07 January 2010

Six Months: The Paradoxes of Coming Home

Exactly six months ago today, I had my surgery.

I'm thinking now of that conversation I had with Marilynne's daughter just after Christmas. We agreed that on one hand, it seems that the time has passed very quickly, but on the other, it seems like a very long time has passed. Somehow that paradox seems to relate to another: That we lived the vast majority of our lives pre-op-- and even pre-transition-- and now so much of my previous life is fading, or has already faded, into the background.

And there is yet another paradox: Knowing that there are things I did because I lived as a guy named Nick, yet realizing that while I was doing them, I was Justine. As an example, I had relationships with women who were attracted to that guy. Yet I know now that even though I was repressing myself, I was--at least in some way--just as much a woman as I am now. And that is exactly the reason I felt the need to make my transition and have my surgery.
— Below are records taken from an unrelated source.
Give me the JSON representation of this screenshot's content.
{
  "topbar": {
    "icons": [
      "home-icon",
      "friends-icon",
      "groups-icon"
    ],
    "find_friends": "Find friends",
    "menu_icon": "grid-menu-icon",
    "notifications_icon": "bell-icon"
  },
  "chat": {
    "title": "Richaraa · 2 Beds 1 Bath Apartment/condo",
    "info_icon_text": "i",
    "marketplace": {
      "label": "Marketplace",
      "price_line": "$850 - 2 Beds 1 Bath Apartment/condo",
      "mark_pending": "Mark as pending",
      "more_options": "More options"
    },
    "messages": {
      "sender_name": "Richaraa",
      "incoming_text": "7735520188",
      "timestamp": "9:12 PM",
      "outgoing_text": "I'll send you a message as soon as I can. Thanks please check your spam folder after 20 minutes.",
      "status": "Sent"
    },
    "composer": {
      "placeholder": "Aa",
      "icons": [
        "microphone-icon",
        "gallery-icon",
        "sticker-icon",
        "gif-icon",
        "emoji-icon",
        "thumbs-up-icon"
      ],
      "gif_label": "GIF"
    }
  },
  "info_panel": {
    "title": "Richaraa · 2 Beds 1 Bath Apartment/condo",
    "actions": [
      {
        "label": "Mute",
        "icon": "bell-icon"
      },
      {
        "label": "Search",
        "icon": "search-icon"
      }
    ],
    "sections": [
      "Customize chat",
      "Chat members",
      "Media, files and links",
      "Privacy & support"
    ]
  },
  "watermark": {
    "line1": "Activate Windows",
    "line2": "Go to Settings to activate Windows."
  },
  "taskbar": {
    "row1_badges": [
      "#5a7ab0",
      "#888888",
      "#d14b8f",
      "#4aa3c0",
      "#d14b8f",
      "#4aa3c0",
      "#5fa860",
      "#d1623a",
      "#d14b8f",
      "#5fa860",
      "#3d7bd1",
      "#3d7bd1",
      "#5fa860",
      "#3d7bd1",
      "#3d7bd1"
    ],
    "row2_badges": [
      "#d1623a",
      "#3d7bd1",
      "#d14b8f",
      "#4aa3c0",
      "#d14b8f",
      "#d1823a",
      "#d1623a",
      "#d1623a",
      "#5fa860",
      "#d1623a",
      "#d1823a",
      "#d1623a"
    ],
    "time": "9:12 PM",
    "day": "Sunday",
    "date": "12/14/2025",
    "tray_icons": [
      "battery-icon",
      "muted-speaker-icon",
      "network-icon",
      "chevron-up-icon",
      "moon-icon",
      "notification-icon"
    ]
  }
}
Some day relatively soon, Marilynne's daughter will have lived the majority of her life post-op. Given my age, that day is not likely to come for me. Still, there are times when it feels like this part of my life is the longer and greater part--that, in fact, I feel somehow as if I have always been post-op, or at least the woman who entered new stages in her life with her transition and operation.

Spending time with Dwayne after work accented the feelings I've described. For me, that makes sense, as he is the very first person to whom I "came out." He has never called me anything but Justine or used any pronouns but female ones in reference to me. In other words, he knows about my previous life but never saw it. So, even though that part of my life was much longer than my current life, he knows only a summary of it, if you will, and it is the point that came before the starting point of my current life. You can say that, I suspect, about anyone who meets and develops a relationship with you in the middle of your biological life.

When Dwayne and I embraced upon meeting, I felt in some way as if I'd "come home." I told him that, and he said he felt the same way. Oddly, that's what I felt the first time I met him, which is the reason I was able to "come out" to him.

Then, I knew I'd come home but had practically no idea of what that meant. Now, I am learning about my surroundings, if you will, but everything I learn--whether it's about my body, or about the ways I experience what's outside my body or within my mind and soul--feels inevitable and organic, if not predictable.

What I'm learning makes complete sense even if it's not what I expected. And that's the reason I'm learning it. That can make time go very quickly and make the past seem even further in the past.